- E. H. Landseer, self-portrait, pen-and-ink caricature, 1845; Christies, 11 July 1972
- F. Grant, oil sketch, 1852, NPG [see illus.]
- F. Grant, oils, 1852, NPG
- F. Grant, pen-and-ink drawing, 1852, NPG
- J. Watkins, carte-de-visite, 1860–69, NPG, Royal Collection
- carte-de-visite, 1860–69, NPG
- J. Ballantyne, oils, 1865, NPG
- E. H. Landseer, self-portrait, oils, exh. RA 1865 (The connoisseurs), Royal Collection
- C. Marochetti, marble bust, exh. RA 1867, RA
- C. B. Birch, double portrait, pencil drawing, 1870, NPG
- T. Woolner, marble medallion, 1882, St Paul's Cathedral, London
- Count D'Orsay, pencil drawing, Gov. Art Coll.
- F. Grant, oils, RA
- F. Grant, pen sketch, Athenaeum, London
- H. H., caricature, woodcut, NPG; repro. in The Mask's Album
- G. Hayter, pencil drawing, BM
- E. H. Landseer, self-portrait, chalk drawing, BM
- E. H. Landseer, self-portrait, pen, ink, and wash drawing, Hatfield House, Hertfordshire
- J. F. Lewis, pencil drawing, RA
- D. Maclise, drawing, V&A
- G. S. Newton, drawing, NG Scot.
- Sem [G. Goursat], watercolour and pencil caricature, V&A
- W. M. Thackeray, drawing, V&A
- prints (after photographs), BM, NPG
- stipple (after drawing by J. Hayter, 1813), BM; repro. in Works

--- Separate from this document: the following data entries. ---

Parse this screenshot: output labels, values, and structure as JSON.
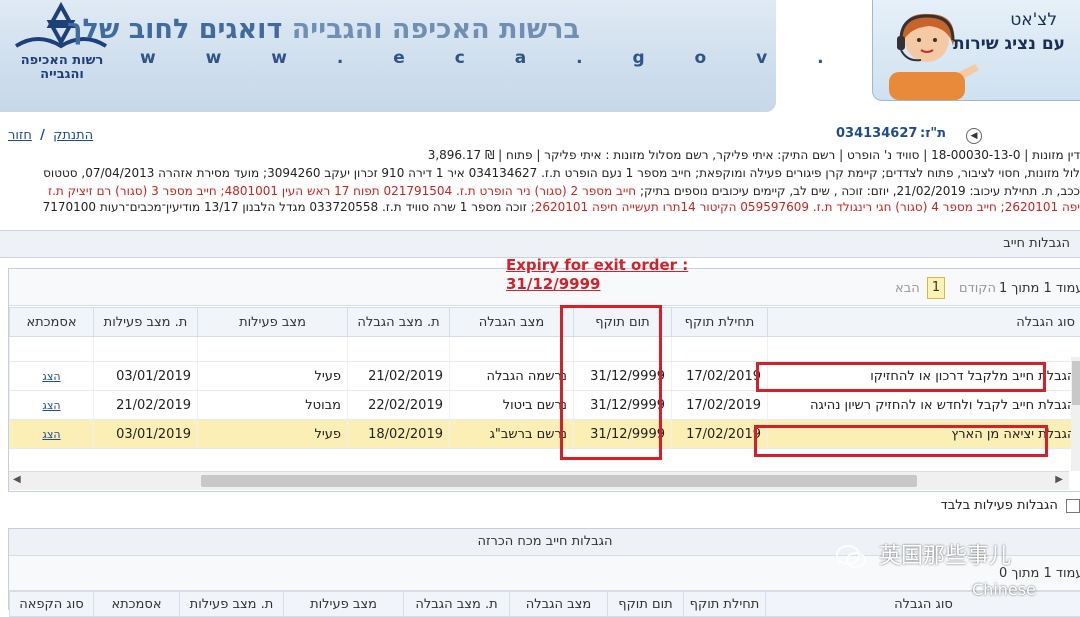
{
  "header": {
    "title_light": "ברשות האכיפה והגבייה",
    "title_bold": "דואגים לחוב שלך",
    "url": "w w w . e c a . g o v . i l",
    "logo_text_1": "רשות האכיפה",
    "logo_text_2": "והגבייה"
  },
  "chat": {
    "line1": "לצ'אט",
    "line2": "עם נציג שירות"
  },
  "nav": {
    "logout": "התנתק",
    "separator": "/",
    "back": "חזור"
  },
  "case": {
    "tz_label": "ת\"ז:",
    "tz_number": "034134627"
  },
  "info_lines": {
    "line1": "דין מזונות | 18-00030-13-0 | סוויד נ' הופרט | רשם התיק: איתי פליקר, רשם מסלול מזונות : איתי פליקר | פתוח | ₪ 3,896.17",
    "line2": "לול מזונות, חסוי לציבור, פתוח לצדדים; קיימת קרן פיגורים פעילה ומוקפאת; חייב מספר 1 נעם הופרט ת.ז. 034134627 איר 1 דירה 910 זכרון יעקב 3094260; מועד מסירת אזהרה 07/04/2013, סטטוס",
    "line3_dark": "ככב, ת. תחילת עיכוב: 21/02/2019, יוזם: זוכה , שים לב, קיימים עיכובים נוספים בתיק;",
    "line3_red": "חייב מספר 2 (סגור) ניר הופרט ת.ז. 021791504 תפוח 17 ראש העין 4801001; חייב מספר 3 (סגור) רם זיציק ת.ז",
    "line4_red": "יפה 2620101; חייב מספר 4 (סגור) חגי רינגולד ת.ז. 059597609 הקיטור 14תרו תעשייה חיפה 2620101;",
    "line4_dark": "זוכה מספר 1 שרה סוויד ת.ז. 033720558 מגדל הלבנון 13/17 מודיעין־מכבים־רעות 7170100"
  },
  "section": {
    "title": "הגבלות חייב"
  },
  "pager": {
    "page_of": "עמוד 1 מתוך 1",
    "current": "1",
    "prev": "הקודם",
    "next": "הבא"
  },
  "table": {
    "headers": [
      "סוג הגבלה",
      "תחילת תוקף",
      "תום תוקף",
      "מצב הגבלה",
      "ת. מצב הגבלה",
      "מצב פעילות",
      "ת. מצב פעילות",
      "אסמכתא"
    ],
    "rows": [
      {
        "type": "הגבלת חייב מלקבל דרכון או להחזיקו",
        "start": "17/02/2019",
        "end": "31/12/9999",
        "status": "נרשמה הגבלה",
        "status_date": "21/02/2019",
        "activity": "פעיל",
        "activity_date": "03/01/2019",
        "ref": "הצג"
      },
      {
        "type": "הגבלת חייב לקבל ולחדש או להחזיק רשיון נהיגה",
        "start": "17/02/2019",
        "end": "31/12/9999",
        "status": "נרשם ביטול",
        "status_date": "22/02/2019",
        "activity": "מבוטל",
        "activity_date": "21/02/2019",
        "ref": "הצג"
      },
      {
        "type": "הגבלת יציאה מן הארץ",
        "start": "17/02/2019",
        "end": "31/12/9999",
        "status": "נרשם ברשב\"ג",
        "status_date": "18/02/2019",
        "activity": "פעיל",
        "activity_date": "03/01/2019",
        "ref": "הצג"
      }
    ]
  },
  "filter": {
    "active_only": "הגבלות פעילות בלבד"
  },
  "section2": {
    "title": "הגבלות חייב מכח הכרזה",
    "page_of": "עמוד 1 מתוך 0",
    "headers": [
      "סוג הגבלה",
      "תחילת תוקף",
      "תום תוקף",
      "מצב הגבלה",
      "ת. מצב הגבלה",
      "מצב פעילות",
      "ת. מצב פעילות",
      "אסמכתא",
      "סוג הקפאה"
    ]
  },
  "annotation": {
    "line1": "Expiry for exit order :",
    "line2": "31/12/9999"
  },
  "watermark": {
    "text": "英国那些事儿",
    "sub": "Chinese"
  },
  "colors": {
    "highlight_red": "#d3202a",
    "selected_row": "#fbefb6",
    "link_blue": "#1f4c8c"
  }
}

- wood-engraving, NPG; repro. in ILN (19 Sept 1874)
Wealth at Death
under £200,000: resworn probate, Aug 1876, CGPLA Eng. & Wales (1873)